The variation of friction coefficient is shown in Figure 1. When the annealing temperature is 700 ℃, the lowest friction coefficient is about 0.27. With the increase of annealing temperature, the friction coefficient gradually decreases. When the annealing temperature is 900 ℃, the friction coefficient is the largest, and the average friction coefficient is 0.36. The minimum friction coefficient of annealed gray cast iron sample at 700 ℃ is 0.27. However, the friction coefficient of annealed gray cast iron samples fluctuates greatly at 700 ℃, while the friction coefficient of the other three groups of gray cast iron samples changes more smoothly. The analysis reason is that when annealed at 700 ℃, the graphitization of the melting layer is incomplete, there are still a large number of undissolved cementite and secondary precipitated carbide in the structure, and the hardness of the matrix structure is low, In the process of abrasive wear, the matrix is easy to deform after being extruded by unmelted cementite, and the plasticity of cementite is poor. It is easy to deform and peel off under the pressure on the wear couple.

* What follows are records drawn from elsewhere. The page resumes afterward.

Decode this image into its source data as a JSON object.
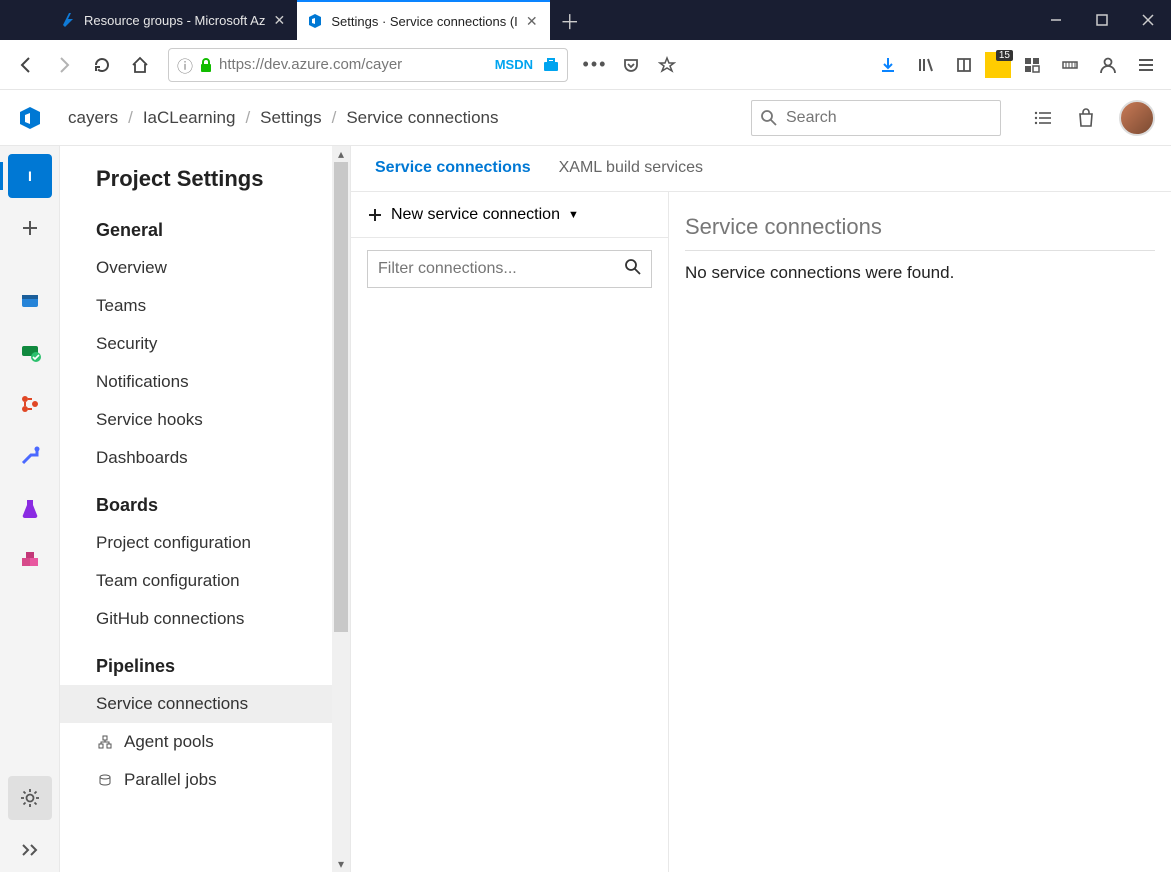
{
  "browser": {
    "tabs": [
      {
        "title": "Resource groups - Microsoft Az",
        "active": false
      },
      {
        "title": "Settings · Service connections (I",
        "active": true
      }
    ],
    "url": "https://dev.azure.com/cayer",
    "msdn_label": "MSDN",
    "toolbar_badge": "15"
  },
  "header": {
    "breadcrumbs": [
      "cayers",
      "IaCLearning",
      "Settings",
      "Service connections"
    ],
    "search_placeholder": "Search"
  },
  "sidebar": {
    "title": "Project Settings",
    "sections": [
      {
        "label": "General",
        "items": [
          "Overview",
          "Teams",
          "Security",
          "Notifications",
          "Service hooks",
          "Dashboards"
        ]
      },
      {
        "label": "Boards",
        "items": [
          "Project configuration",
          "Team configuration",
          "GitHub connections"
        ]
      },
      {
        "label": "Pipelines",
        "items": [
          "Service connections",
          "Agent pools",
          "Parallel jobs"
        ]
      }
    ],
    "active_item": "Service connections"
  },
  "content": {
    "tabs": [
      {
        "label": "Service connections",
        "active": true
      },
      {
        "label": "XAML build services",
        "active": false
      }
    ],
    "new_button": "New service connection",
    "filter_placeholder": "Filter connections...",
    "detail_title": "Service connections",
    "empty_message": "No service connections were found."
  }
}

The stripped surface makes the abrasive squeeze in, resulting in the increase of friction coefficient.
Figure 2 shows the surface wear morphology of three annealed gray cast iron samples at 700 ℃, 800 ℃ and 900 ℃. Due to the low hardness of the modified layer after annealing and the high hardness of the wear couple, there is an obvious abrasive wear mechanism on the surface of the gray cast iron sample. For example, figure 2 (a) shows the wear morphology of the 700 ℃ annealed gray cast iron sample. A large number of obvious furrows can be observed on the surface of the gray cast iron sample, And the depth of the furrow is deep, and there are a large number of peeling marks on the furrow. Because the annealing temperature is low, there are still a large number of insoluble carbides in the modified layer after annealing. Due to the softening of the surrounding structure of carbides after annealing, the cementite has a serious extrusion on the surrounding matrix during abrasive friction, resulting in a large number of peeling and tearing on the surface. As shown in Figure 2 (b), the wear morphology of the 800 ℃ annealed gray cast iron sample shows that the scratch on the surface of the gray cast iron sample is the least and the furrow formed is shallow. Due to the finer ferrite grain after annealing, the toughness of the modified layer is improved. At the same time, the sheet cementite is decomposed into fine cementite particles, which are dispersed between the ferrite matrix and hinder the dislocation movement of the grain, The ability of ferrite matrix to resist plastic deformation is improved. When the temperature on the surface of gray cast iron sample increases during friction, the ferrite matrix softens and reduces the plastic deformation during friction. It can be seen from the figure that there are graphite holes on the wear surface. During the wear process, the dispersed flocculent graphite is dispersed on the surface of the modified layer and plays a good role in lubrication. As shown in Fig. 2 (c), the wear morphology of 900 ℃ annealed gray cast iron sample shows that there are many furrows on the surface of gray cast iron sample and the wear surface is uneven, because after 900 ℃ annealing, the modified layer is completely graphitized and precipitated, which increases the amount of graphite in the melting layer, and the higher annealing temperature makes the ferrite grain grow coarsely, resulting in the lower hardness of the modified layer. In the process of friction, The abrasive chiseling effect is obvious, resulting in more scratches and serious wear on the surface of gray cast iron samples.